The notion that Long Bets will be around to assess wagers many years (in some cases, over a hundred) into the future struck web developer Jeremy Keith as a bit far-fetched. In the spirit of the site, therefore, he made a Prediction that the URL pointing to the Prediction he was making wouldn’t last 11 years.

He gave a talk at Webstock earlier this year called Of Time and the Network exploring our changing perception of time as a result of our changing level of interconnectedness. At 31:30 he discusses his thoughts on long-term challenges to the accessibility of URLs and dares someone to take him up on the Bet. You can read a transcription of the talk and a blog post he wrote about the Bet itself.

Another presenter at Webstock, Matt Haughey, was game. He gave a talk later in the conference about long-term thinking in the context of the web and, while consistent URLs weren’t the main focus, he touched on the problem and actually officially challenged Keith in his presentation – check it out in the video at 18:50. He was also kind enough to transcribe his talk for those who’d like to read it.

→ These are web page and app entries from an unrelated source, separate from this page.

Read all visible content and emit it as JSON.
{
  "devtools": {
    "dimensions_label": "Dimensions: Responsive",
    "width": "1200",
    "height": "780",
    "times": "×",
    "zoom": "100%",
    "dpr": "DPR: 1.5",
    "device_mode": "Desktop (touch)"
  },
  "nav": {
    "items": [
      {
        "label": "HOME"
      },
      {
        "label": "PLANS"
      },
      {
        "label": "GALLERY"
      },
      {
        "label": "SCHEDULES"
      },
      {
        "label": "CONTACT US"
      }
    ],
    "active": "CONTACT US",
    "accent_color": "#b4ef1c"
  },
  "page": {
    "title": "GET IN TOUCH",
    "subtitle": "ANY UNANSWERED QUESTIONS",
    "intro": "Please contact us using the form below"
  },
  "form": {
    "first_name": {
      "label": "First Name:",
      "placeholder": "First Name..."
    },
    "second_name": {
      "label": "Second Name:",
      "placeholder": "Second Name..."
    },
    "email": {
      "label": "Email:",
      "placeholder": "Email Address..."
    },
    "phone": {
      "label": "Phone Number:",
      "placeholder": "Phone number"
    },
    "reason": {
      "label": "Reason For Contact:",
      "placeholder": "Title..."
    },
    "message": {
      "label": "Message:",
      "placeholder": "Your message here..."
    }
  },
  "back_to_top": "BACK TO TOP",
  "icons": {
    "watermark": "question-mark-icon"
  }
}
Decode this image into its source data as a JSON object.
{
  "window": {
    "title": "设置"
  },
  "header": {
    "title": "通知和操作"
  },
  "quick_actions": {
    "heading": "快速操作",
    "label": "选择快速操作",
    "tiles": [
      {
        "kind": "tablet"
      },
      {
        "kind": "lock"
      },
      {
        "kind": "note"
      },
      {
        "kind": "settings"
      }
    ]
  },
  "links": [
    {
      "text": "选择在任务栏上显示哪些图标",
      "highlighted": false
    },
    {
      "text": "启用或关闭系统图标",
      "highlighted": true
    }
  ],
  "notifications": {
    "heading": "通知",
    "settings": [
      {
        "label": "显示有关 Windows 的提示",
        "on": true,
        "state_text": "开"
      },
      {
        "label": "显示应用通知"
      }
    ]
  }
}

We’re very excited to have this Bet on record and it’s being closely watched by our systems administrator, designer and web developer Benjamin Keating.

Keith and Haughey have each offered stakes of $500, with the winnings going to either the Bletchly Park Trust or the Internet Archive. You can read and comment on their arguments and the detailed terms we’ll use to adjudicate the Bet at Long Bets.